A BIOBASED SOURCE OF HOME CARE PRODUCT INGREDIENTS

Academics at the University of Edinburgh are helping Unilever achieve their sustainability goals with a yeast-based surfactant alternative.

Unilever has committed to halve the environmental footprint of making their products as part of their Sustainable Living Plan. A key ingredient in many of Unilever’s products are surfactants, molecules which have both water-loving and oil-loving regions and act as a type of soap, enhancing cleaning. Saponins are natural surfactants found in plants, but they are present at low levels and the process of extracting them is not commercially feasible, so the company wanted to find a more sustainable solution which could lead to a commercial supply of saponin surfactants .  Through this IBioIC-funded project, Susan Rosser’s group at the University of Edinburgh have been developing a sustainable way to produce saponins in yeast.

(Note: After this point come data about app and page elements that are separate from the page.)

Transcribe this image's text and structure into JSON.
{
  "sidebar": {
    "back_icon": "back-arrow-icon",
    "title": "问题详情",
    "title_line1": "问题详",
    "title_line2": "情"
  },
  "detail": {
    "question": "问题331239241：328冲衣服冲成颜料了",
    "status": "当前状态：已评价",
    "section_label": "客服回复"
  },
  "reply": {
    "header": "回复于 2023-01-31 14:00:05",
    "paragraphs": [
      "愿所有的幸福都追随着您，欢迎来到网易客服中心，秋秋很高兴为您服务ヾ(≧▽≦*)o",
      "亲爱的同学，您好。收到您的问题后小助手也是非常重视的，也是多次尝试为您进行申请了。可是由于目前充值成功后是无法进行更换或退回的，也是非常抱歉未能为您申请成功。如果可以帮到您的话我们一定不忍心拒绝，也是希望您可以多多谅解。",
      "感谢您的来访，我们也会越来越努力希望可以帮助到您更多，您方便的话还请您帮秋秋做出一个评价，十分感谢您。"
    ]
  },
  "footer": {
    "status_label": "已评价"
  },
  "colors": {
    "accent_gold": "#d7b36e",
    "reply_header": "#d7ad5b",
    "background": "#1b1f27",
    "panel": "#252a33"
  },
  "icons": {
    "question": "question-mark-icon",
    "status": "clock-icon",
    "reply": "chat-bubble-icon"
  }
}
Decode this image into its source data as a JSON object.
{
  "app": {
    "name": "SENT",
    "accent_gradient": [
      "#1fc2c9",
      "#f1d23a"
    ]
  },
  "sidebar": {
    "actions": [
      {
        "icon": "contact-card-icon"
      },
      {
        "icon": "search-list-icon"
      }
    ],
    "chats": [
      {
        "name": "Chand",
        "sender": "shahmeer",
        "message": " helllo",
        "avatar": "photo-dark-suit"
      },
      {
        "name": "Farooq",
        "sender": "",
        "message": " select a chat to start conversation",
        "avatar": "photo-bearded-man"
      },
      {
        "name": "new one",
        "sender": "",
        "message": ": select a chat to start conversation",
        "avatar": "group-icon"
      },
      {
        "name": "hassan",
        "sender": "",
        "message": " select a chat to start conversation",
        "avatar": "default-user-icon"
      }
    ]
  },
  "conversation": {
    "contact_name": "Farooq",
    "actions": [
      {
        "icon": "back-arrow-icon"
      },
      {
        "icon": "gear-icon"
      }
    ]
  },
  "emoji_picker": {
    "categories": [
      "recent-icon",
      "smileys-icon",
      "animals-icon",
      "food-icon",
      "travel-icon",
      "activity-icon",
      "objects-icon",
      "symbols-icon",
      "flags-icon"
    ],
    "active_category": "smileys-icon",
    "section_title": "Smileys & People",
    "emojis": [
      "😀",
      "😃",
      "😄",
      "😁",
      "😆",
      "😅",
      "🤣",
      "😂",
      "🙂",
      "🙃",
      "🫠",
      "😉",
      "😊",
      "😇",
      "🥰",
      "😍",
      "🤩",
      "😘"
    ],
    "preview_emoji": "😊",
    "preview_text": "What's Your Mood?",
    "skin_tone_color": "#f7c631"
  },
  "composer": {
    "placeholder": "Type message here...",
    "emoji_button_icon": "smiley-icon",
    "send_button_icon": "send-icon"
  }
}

Why saponins?
Saponins are naturally occurring molecules found in many plant species. The molecules serve to protect the plants from attack by microbes and some animals due to their taste and toxicity. The soap-like properties of saponins are of interest as a replacement for non-biobased surfactants, but extraction of saponins from plants is not commercially viable at the requires scale.

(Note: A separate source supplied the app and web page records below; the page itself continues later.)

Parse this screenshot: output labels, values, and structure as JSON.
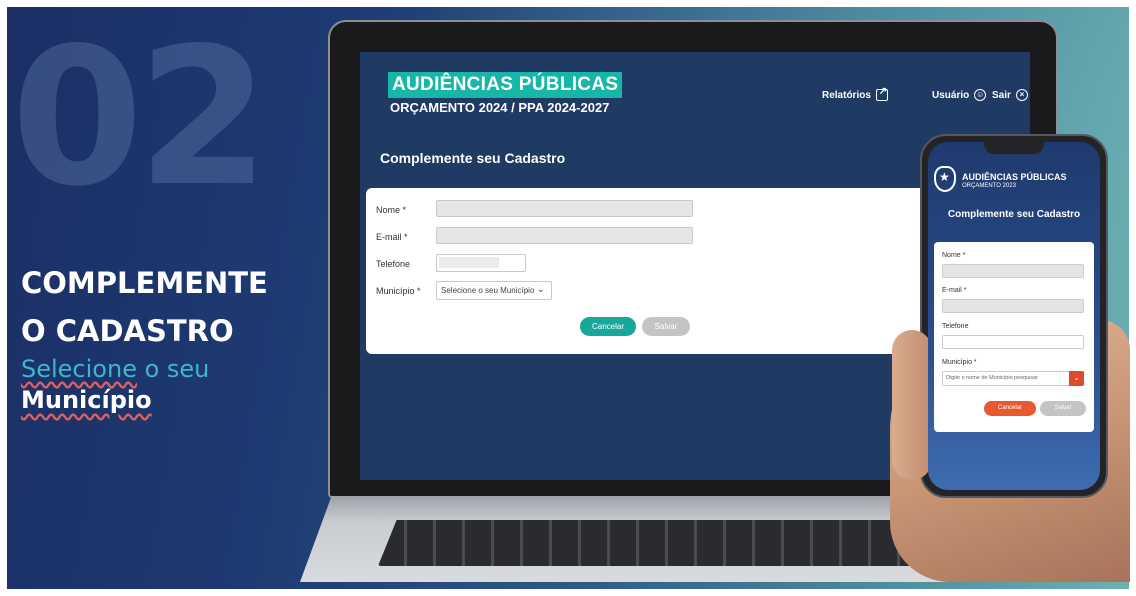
{
  "slide": {
    "number": "02",
    "heading_line1": "COMPLEMENTE",
    "heading_line2": "O CADASTRO",
    "sub_word1": "Selecione",
    "sub_rest": " o seu",
    "sub_line2": "Município"
  },
  "desktop": {
    "logo_title": "AUDIÊNCIAS PÚBLICAS",
    "logo_subtitle": "ORÇAMENTO 2024 / PPA 2024-2027",
    "nav": {
      "reports_label": "Relatórios",
      "user_label": "Usuário",
      "logout_label": "Sair"
    },
    "form_title": "Complemente seu Cadastro",
    "fields": {
      "name_label": "Nome *",
      "email_label": "E-mail *",
      "phone_label": "Telefone",
      "municipality_label": "Município *",
      "municipality_selected": "Selecione o seu Município"
    },
    "buttons": {
      "cancel": "Cancelar",
      "save": "Salvar"
    }
  },
  "mobile": {
    "logo_title": "AUDIÊNCIAS PÚBLICAS",
    "logo_subtitle": "ORÇAMENTO 2023",
    "form_title": "Complemente seu Cadastro",
    "fields": {
      "name_label": "Nome *",
      "email_label": "E-mail *",
      "phone_label": "Telefone",
      "municipality_label": "Município *",
      "municipality_placeholder": "Digite o nome do Município pesquisar"
    },
    "buttons": {
      "cancel": "Cancelar",
      "save": "Salvar"
    }
  },
  "colors": {
    "teal_accent": "#17b7a8",
    "orange_accent": "#e04a2a",
    "disabled_gray": "#c4c4c4"
  }
}
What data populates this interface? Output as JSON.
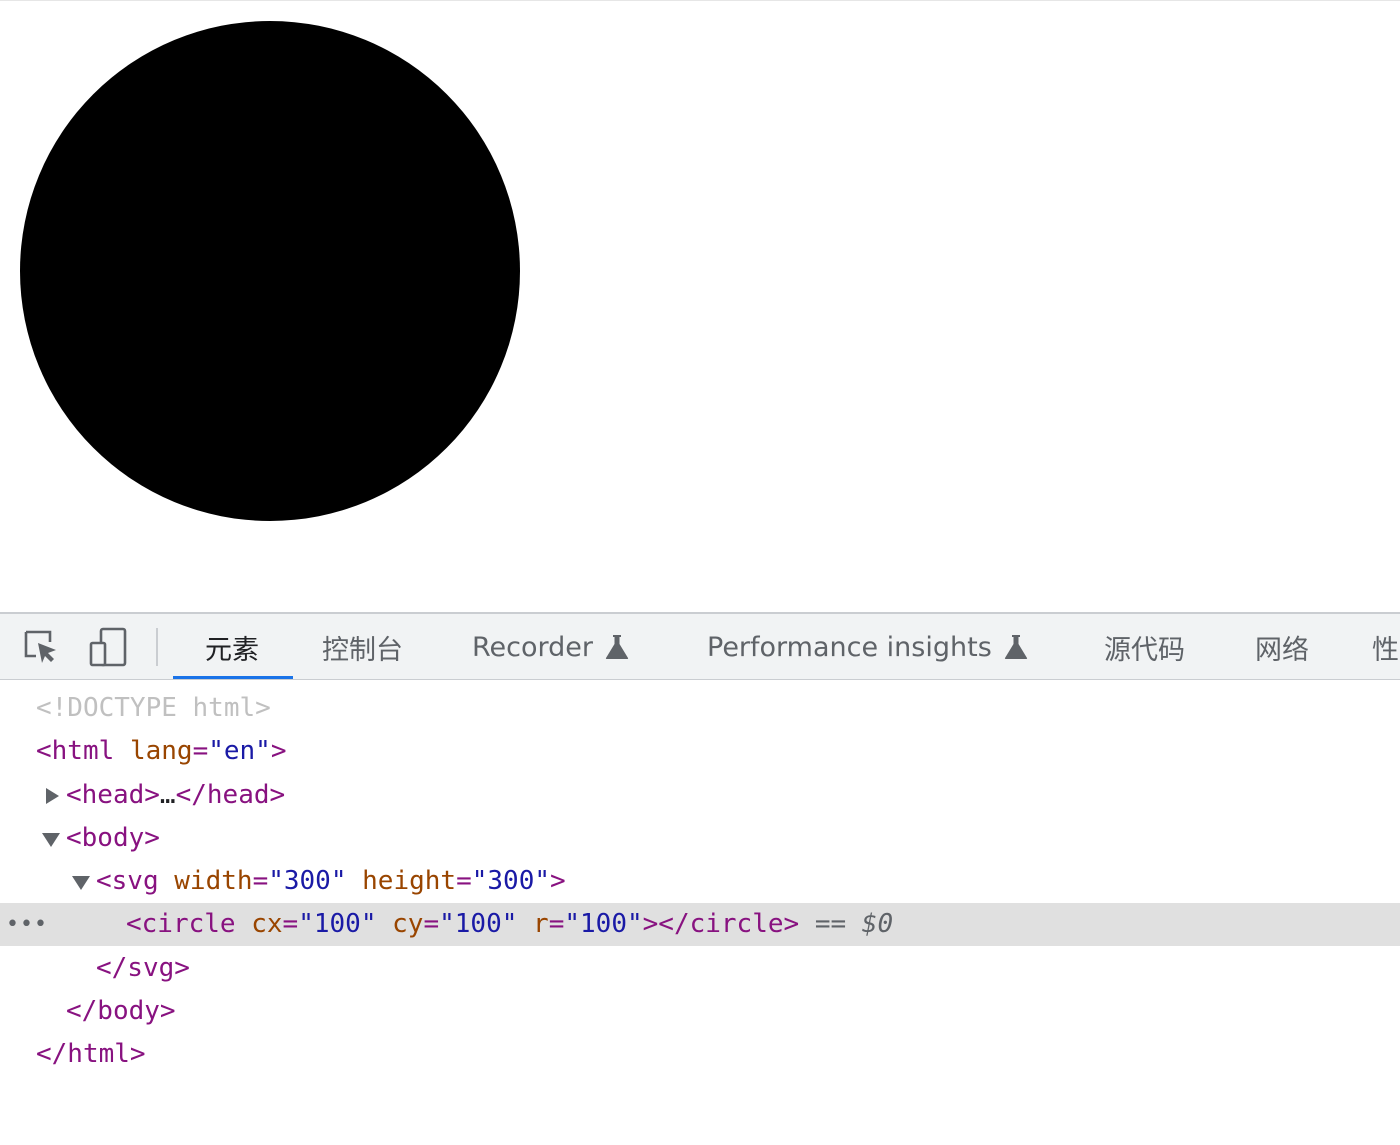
{
  "tabs": [
    {
      "label": "元素",
      "active": true
    },
    {
      "label": "控制台"
    },
    {
      "label": "Recorder",
      "experimental": true
    },
    {
      "label": "Performance insights",
      "experimental": true
    },
    {
      "label": "源代码"
    },
    {
      "label": "网络"
    },
    {
      "label": "性"
    }
  ],
  "icons": {
    "inspect": "inspect-element-icon",
    "device": "device-toolbar-icon",
    "flask": "experimental-flask-icon"
  },
  "colors": {
    "tag": "#881280",
    "attr": "#994500",
    "value": "#1a1aa6",
    "active_tab_underline": "#1a73e8",
    "selected_row": "#e0e0e0"
  },
  "dom": {
    "doctype": "<!DOCTYPE html>",
    "html_open": "<html",
    "html_attr": "lang",
    "html_attr_val": "\"en\"",
    "head_open": "<head>",
    "head_ellipsis": "…",
    "head_close": "</head>",
    "body_open": "<body>",
    "svg_open": "<svg",
    "svg_width_attr": "width",
    "svg_width_val": "\"300\"",
    "svg_height_attr": "height",
    "svg_height_val": "\"300\"",
    "circle_open": "<circle",
    "circle_cx_attr": "cx",
    "circle_cx_val": "\"100\"",
    "circle_cy_attr": "cy",
    "circle_cy_val": "\"100\"",
    "circle_r_attr": "r",
    "circle_r_val": "\"100\"",
    "circle_close": "></circle>",
    "selected_marker": "== $0",
    "svg_close": "</svg>",
    "body_close": "</body>",
    "html_close": "</html>",
    "row_menu": "•••"
  }
}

The challenges of saponin production in yeast
Engineered yeast have the potential to be a more sustainable saponin factory than other saponin producers, however, the main challenge to be overcome as part of the project was to eliminate the negative impact of the saponin product on growth of the yeast itself. The strategy was two-fold. Firstly, as saponins act like soaps, there was a significant challenge associated with producing them at high concentrations in yeast without compromising the yeast cells. The second challenge was to identify the components of saponins that are toxic, so that these could be removed from the repertoire of saponins produced.

Successful production routes identified
Unilever were pleased that the Rosser group was able to engineer yeast to produce saponins and to identify ways to reduce the toxic effects of the molecules on the cells. The team are continuing to work together through an IBioIC funded PhD in a relationship that looks set to continue for some time.

 

To hear more about project funding, contact projects@ibioic.com